Trigonometry at this level really is a lot of fun - it brings together many different ideas and skills, producing some beautiful and unexpected results. And so many more wonderful surprises to come for those students who will later visit the world of complex numbers! Hopefully we can share that wonder with our students, so they don't just view trigonometry as a set of definitions, formulae and algebraic manipulations, but instead develop a strong intuitive feel for working with the circular functions.

And don't forget the graphs - or as a colleague repeatedly tells her class "DRAW IT!"

*really*understand the equation $4\sin(3x) = 1$ in the range $0^\circ \leq x \leq 180^\circ$ ? Draw the graph (sketch or use your favourite graphing tool):Now we have many stories to tell! Why are there so many solutions? Because your students understand we have periodic functions (riding the carousel) and have seen the difference between the graphs of $\sin{x}$ and $\sin{3x}$ the reason for all those solutions becomes less mysterious. And a quick sketch can help check the solutions. Drawing the graphs of trig equations also reinforces the difference between equations (sometimes true) and identities (always true) - another source of confusion when students start trigonometry at this level.

A helpful place to use graphs is when teaching the Auxiliary Angle transformation of $a\sin(x) + b\cos(x)$. Remarkably, very few textbooks show the graphs.
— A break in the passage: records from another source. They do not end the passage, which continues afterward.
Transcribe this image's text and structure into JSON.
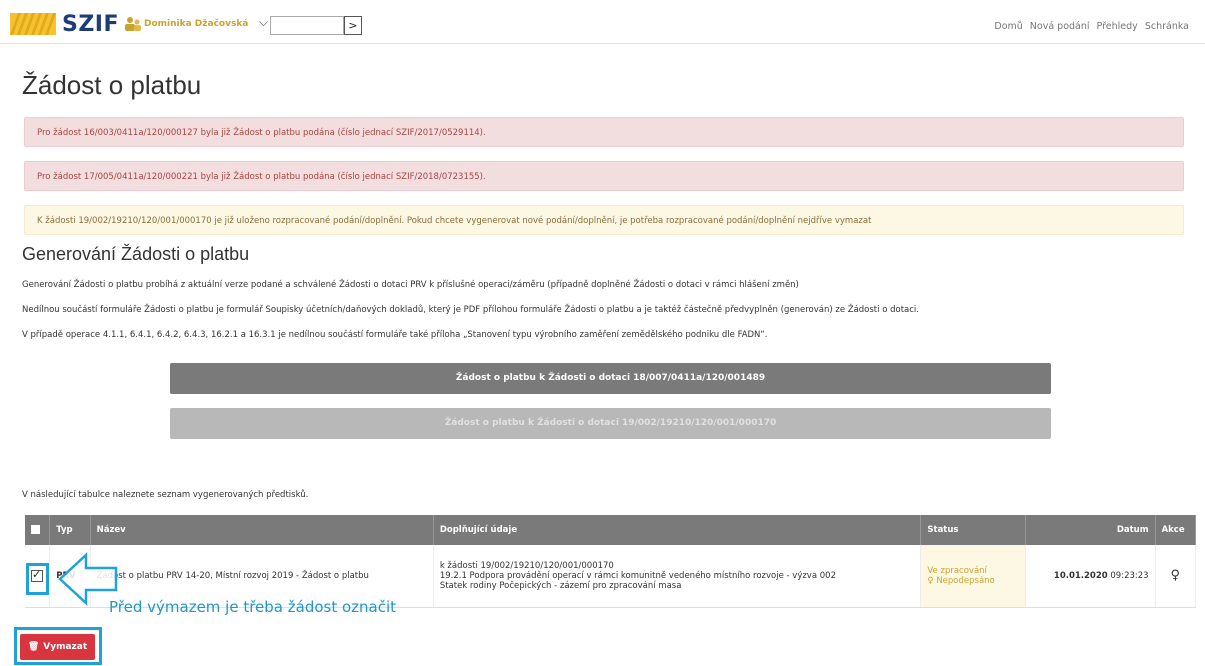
{
  "header": {
    "logo": "SZIF",
    "user_name": "Dominika Džačovská",
    "go_label": ">",
    "nav": [
      "Domů",
      "Nová podání",
      "Přehledy",
      "Schránka"
    ]
  },
  "page_title": "Žádost o platbu",
  "alerts": [
    "Pro žádost 16/003/0411a/120/000127 byla již Žádost o platbu podána (číslo jednací SZIF/2017/0529114).",
    "Pro žádost 17/005/0411a/120/000221 byla již Žádost o platbu podána (číslo jednací SZIF/2018/0723155).",
    "K žádosti 19/002/19210/120/001/000170 je již uloženo rozpracované podání/doplnění. Pokud chcete vygenerovat nové podání/doplnění, je potřeba rozpracované podání/doplnění nejdříve vymazat"
  ],
  "section_title": "Generování Žádosti o platbu",
  "paragraphs": [
    "Generování Žádosti o platbu probíhá z aktuální verze podané a schválené Žádosti o dotaci PRV k příslušné operaci/záměru (případně doplněné Žádosti o dotaci v rámci hlášení změn)",
    "Nedílnou součástí formuláře Žádosti o platbu je formulář Soupisky účetních/daňových dokladů, který je PDF přílohou formuláře Žádosti o platbu a je taktéž částečně předvyplněn (generován) ze Žádosti o dotaci.",
    "V případě operace 4.1.1, 6.4.1, 6.4.2, 6.4.3, 16.2.1 a 16.3.1 je nedílnou součástí formuláře také příloha „Stanovení typu výrobního zaměření zemědělského podniku dle FADN“."
  ],
  "buttons": {
    "gen1": "Žádost o platbu k Žádosti o dotaci 18/007/0411a/120/001489",
    "gen2": "Žádost o platbu k Žádosti o dotaci 19/002/19210/120/001/000170",
    "delete": "Vymazat"
  },
  "table_caption": "V následující tabulce naleznete seznam vygenerovaných předtisků.",
  "table": {
    "headers": {
      "typ": "Typ",
      "nazev": "Název",
      "doplnujici": "Doplňující údaje",
      "status": "Status",
      "datum": "Datum",
      "akce": "Akce"
    },
    "row": {
      "typ": "PRV",
      "nazev": "Žádost o platbu PRV 14-20, Místní rozvoj 2019 - Žádost o platbu",
      "doplnujici_1": "k žádosti 19/002/19210/120/001/000170",
      "doplnujici_2": "19.2.1 Podpora provádění operací v rámci komunitně vedeného místního rozvoje - výzva 002",
      "doplnujici_3": "Statek rodiny Počepických - zázemí pro zpracování masa",
      "status_1": "Ve zpracování",
      "status_2": "Nepodepsáno",
      "datum_date": "10.01.2020",
      "datum_time": "09:23:23"
    }
  },
  "annotation": "Před výmazem je třeba žádost označit",
  "colors": {
    "brand": "#1d3d7a",
    "gold": "#c9a332",
    "danger": "#d9353f",
    "annotation": "#1ea3d8"
  }
}
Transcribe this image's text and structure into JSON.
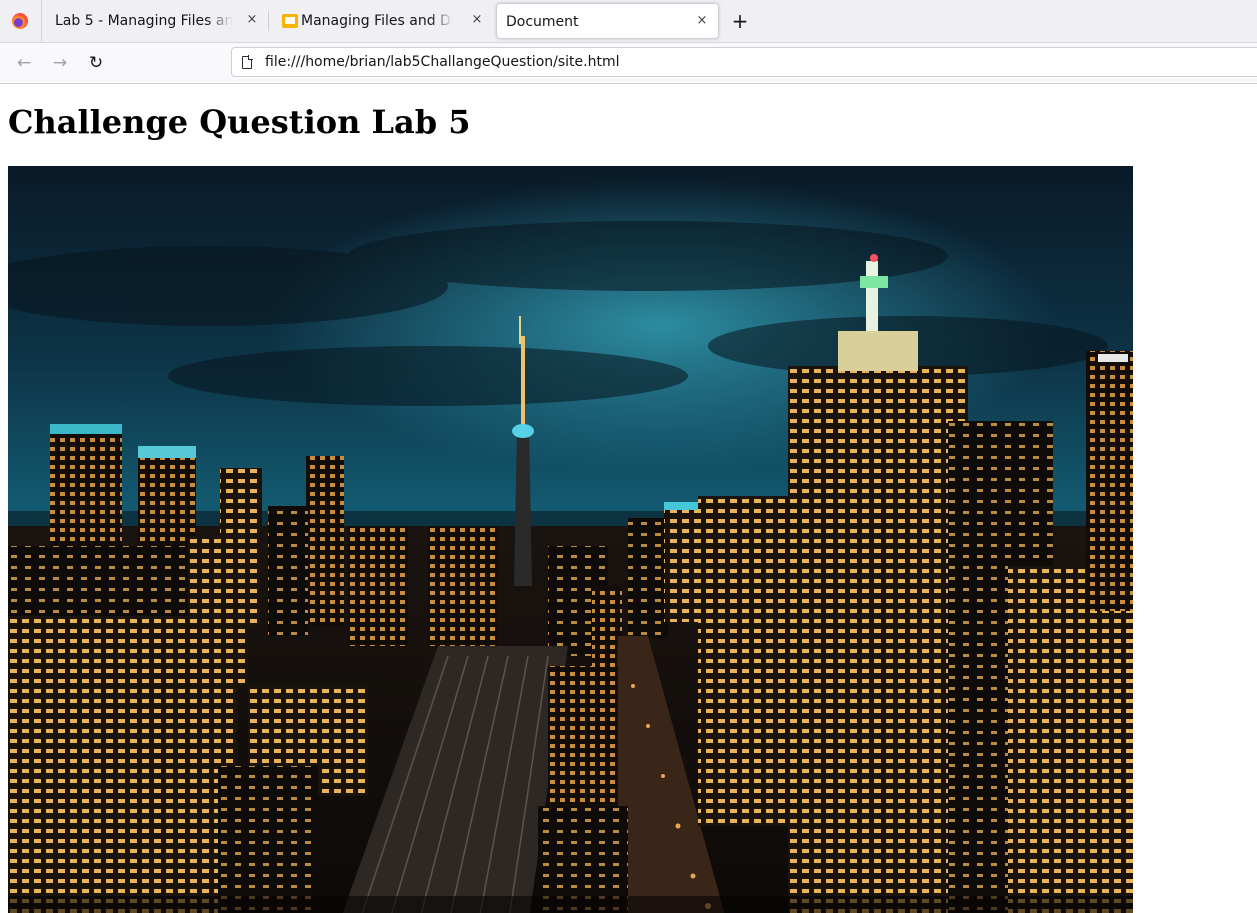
{
  "browser": {
    "tabs": [
      {
        "title": "Lab 5 - Managing Files and Directories",
        "active": false
      },
      {
        "title": "Managing Files and Directories",
        "active": false
      },
      {
        "title": "Document",
        "active": true
      }
    ],
    "close_glyph": "×",
    "new_tab_glyph": "+",
    "back_glyph": "←",
    "forward_glyph": "→",
    "reload_glyph": "↻",
    "url": "file:///home/brian/lab5ChallangeQuestion/site.html"
  },
  "page": {
    "heading": "Challenge Question Lab 5",
    "image": {
      "description_icon": "city-skyline-image",
      "colors": {
        "sky_top": "#0b1c2a",
        "sky_mid": "#0f4a5e",
        "glow": "#2aa8c4",
        "lights": "#f2c46a"
      }
    }
  },
  "icons": {
    "firefox": "firefox-logo-icon",
    "slides": "slides-icon",
    "page": "page-icon"
  }
}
I

*started*with the graphs: looking at the unexpected result that when we add a $sin()$ curve to a $cos()$ curve, we get another periodic function - just with a different amplitude and a slight phase shift.Yes - that's physics coming in - I share this language with the students - many of them are studying physics. Once you show this remarkable graph, actually working out the equations for the transform is straight forward and it

*makes sense*- it's not just abstract symbolic manipulation.**Trigonometric Identities : Same person, different clothes**A helpful metaphor to distinguish identities from equations (why oh why do we do regularly use the same equals sign to mean different things?):

Same equation, different clothes. Superman/Clark Kent graphic by Ian MsQuee http://ianmsquee.deviantart.com/gallery/3370060?offset=24#/d1onlf2 |

Later, when it comes to teaching the transformations, I add in the telephone box:

The half-angle t-transform helps Superman transform back into Clark Kent. And Clark Kent is easier to pin down (solve) than Superman! |

Trigonometry at this level really is a lot of fun - it brings together many different ideas and skills, producing some beautiful and unexpected results. And so many more wonderful surprises to come for those students who will later visit the world of complex numbers! Hopefully we can share that wonder with our students, so they don't just view trigonometry as a set of definitions, formulae and algebraic manipulations, but instead develop a strong intuitive feel for working with the circular functions.

And don't forget the graphs - or as a colleague repeatedly tells her class "DRAW IT!"

**Some Teaching Resources**- The Maths 300 "Trigonometry Walk" lesson (subscription required - but an internet search will find you some worksheets) is an outdoor exercise that helps students get a strong sense for the idea of projecting onto the unit circle.
- James Tanton's whimsical Squine and Cosquine presentation explores what would happen if we used a unit square instead of a unit circle. Perhaps save after students have consolidated the knowledge?
- Vi Hart's 13 minute video "What is up with noises?" is a wonderful exploration of the physics of sound, music and hearing. A little long to fit into a busy schedule, but good for a rainy end-of-term day.

Trigonometry is a very important topic of mathematics.Scientific fields that make use of trigonometry include:

ReplyDeleteacoustics, architecture, astronomy , cartography, civil engineering, geophysics, crystallography, electrical engineering, electronics, land surveying and geodesy, many physical sciences, mechanical engineering, machining, medical imaging , number theory, oceanography, optics, pharmacology, probability theory, seismology, statistics, and visual perception

That these fields involve trigonometry does not mean knowledge of trigonometry is needed in order to learn anything about them. It does mean that some things in these fields cannot be understood without trigonometry.